Voting is a painfully limited way to express one’s values and preferences. It accomplishes its results only indirectly; the vote does not immediately call forth that which is voted for. In fact, if we vote for something but are in the minority we do not get it at all, if we vote against something and are in the minority, we get it and are compelled to pay for the unwanted goods or services.
The authors also address the issue that as more voters participate in an election the individual power of a vote decreases. In light of this, it is hard to make something of campaigns to “get out the vote” that appeal to the power conferred by voting. The more people are persuaded by such a message, the less their votes matter. Perhaps the value of a vote would increase if voters would be able to sell it. But there is a great taboo on selling votes. But this taboo may not be consistent if one considers the fact it only applies to one part of the electoral process. Politicians routinely “buy” votes by promising entitlements to specific groups.
The value one assigns to different election outcomes is informed by one’s views on the relationship between a specific candidate winning and the effects on policy. For example, if one believes that in terms of public policy (not just rhetoric), there is not enough difference between the parties, the value one attaches to a specific outcome will lessen. If one further believes that contemporary democratic politics will generate an endless cycle between slightly different policies (for example, mixed economies with a bias on markets versus mixed economies with a bias on government), and substantial deviations from this generate their own incentive for substantial reversals, the combination of a low chance of affecting the outcome and a decreased interest in a specific outcome of the election, will tip the scales in favor of abstaining from voting again.
The only argument that does not appear to be so vulnerable to considerations about the expected benefits from voting is that which claims that by voting one is expressing support for political democracy and ensures a non-violent transition of power. But there is an important flip-side to this argument because it can also explain why people may decide not to vote. By not voting people can “signal” to others their disapproval of a system that allows one person (or group) to gain at the expense of another. Historically such a perspective has been rare because of the conviction that the existence of government is necessary to solve public goods and coordination problems. But economic and political arguments for the necessity of government have been subjected to increased (technical) scrutiny by some economists and political philosophers, culminating in a school of thought that seeks to substitute markets and private institutions for government.

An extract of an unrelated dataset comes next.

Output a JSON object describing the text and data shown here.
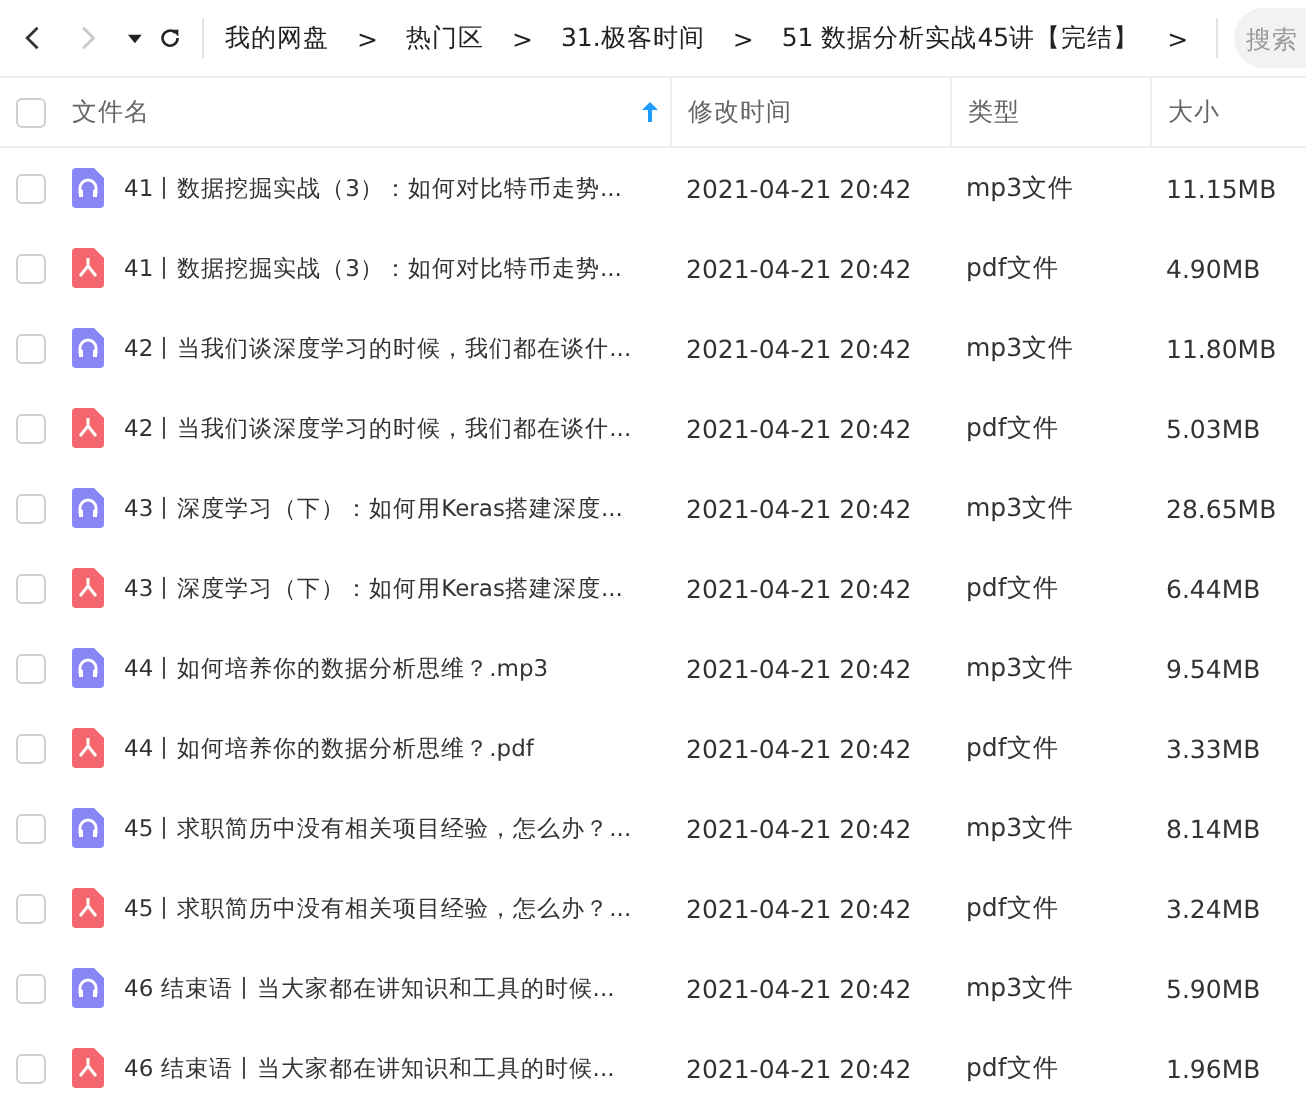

It may be true that voting is not just about self-interest but about expressing oneself, but so is not voting.
Further reading: Doug Casey – None of the Above
This is part I in a 3 part series on voting, elections and politics.